[Start of section]

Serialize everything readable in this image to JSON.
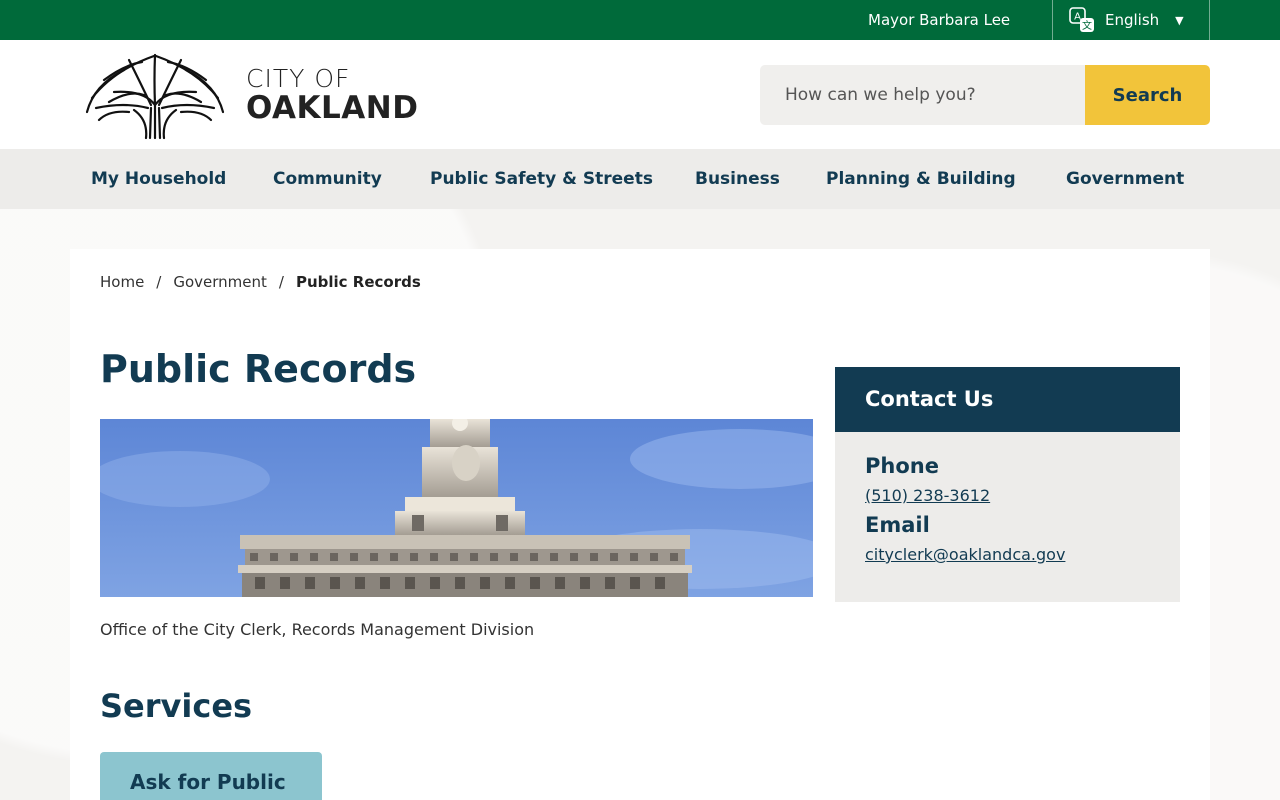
{
  "topbar": {
    "mayor_link": "Mayor Barbara Lee",
    "language": "English"
  },
  "header": {
    "logo_line1": "CITY OF",
    "logo_line2": "OAKLAND",
    "search_placeholder": "How can we help you?",
    "search_button": "Search"
  },
  "nav": {
    "items": [
      "My Household",
      "Community",
      "Public Safety & Streets",
      "Business",
      "Planning & Building",
      "Government"
    ]
  },
  "breadcrumb": {
    "home": "Home",
    "sep": "/",
    "parent": "Government",
    "current": "Public Records"
  },
  "page": {
    "title": "Public Records",
    "caption": "Office of the City Clerk, Records Management Division",
    "services_heading": "Services",
    "service_card": "Ask for Public"
  },
  "contact": {
    "title": "Contact Us",
    "phone_label": "Phone",
    "phone": "(510) 238-3612",
    "email_label": "Email",
    "email": "cityclerk@oaklandca.gov"
  },
  "colors": {
    "topbar": "#006a3a",
    "navy": "#123b52",
    "search_button": "#f2c43a",
    "service_card": "#8cc5cf"
  }
}
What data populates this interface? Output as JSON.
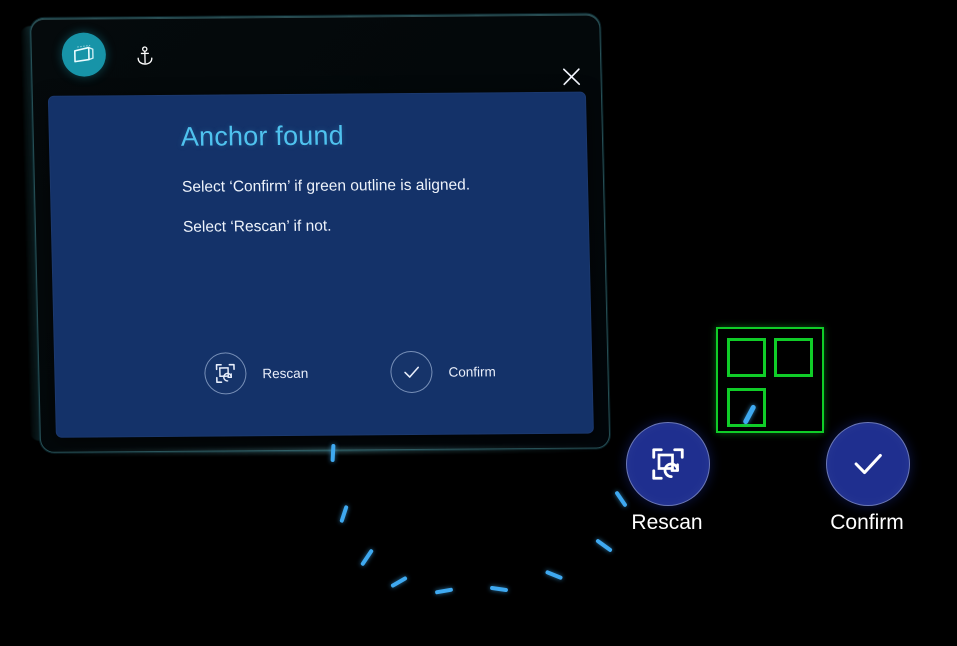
{
  "app": {
    "badge_icon": "slate-window-icon",
    "anchor_icon": "anchor-icon",
    "close_icon": "close-icon",
    "accent_teal": "#1794a8",
    "panel_blue": "#143269",
    "button_blue": "#1f2f8f",
    "marker_green": "#10cc28",
    "title_cyan": "#4fc2ee",
    "dash_blue": "#3fa9f0"
  },
  "dialog": {
    "title": "Anchor found",
    "line1": "Select ‘Confirm’ if green outline is aligned.",
    "line2": "Select ‘Rescan’ if not.",
    "buttons": [
      {
        "label": "Rescan",
        "icon": "rescan-icon"
      },
      {
        "label": "Confirm",
        "icon": "check-icon"
      }
    ]
  },
  "far_buttons": [
    {
      "label": "Rescan",
      "icon": "rescan-icon"
    },
    {
      "label": "Confirm",
      "icon": "check-icon"
    }
  ],
  "marker": {
    "name": "anchor-marker-outline",
    "corner_squares": 3
  }
}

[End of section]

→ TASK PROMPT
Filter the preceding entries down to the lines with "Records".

→ EXERCISE OUTPUT
    "current": "Public Records"
    "title": "Public Records",
    "caption": "Office of the City Clerk, Records Management Division",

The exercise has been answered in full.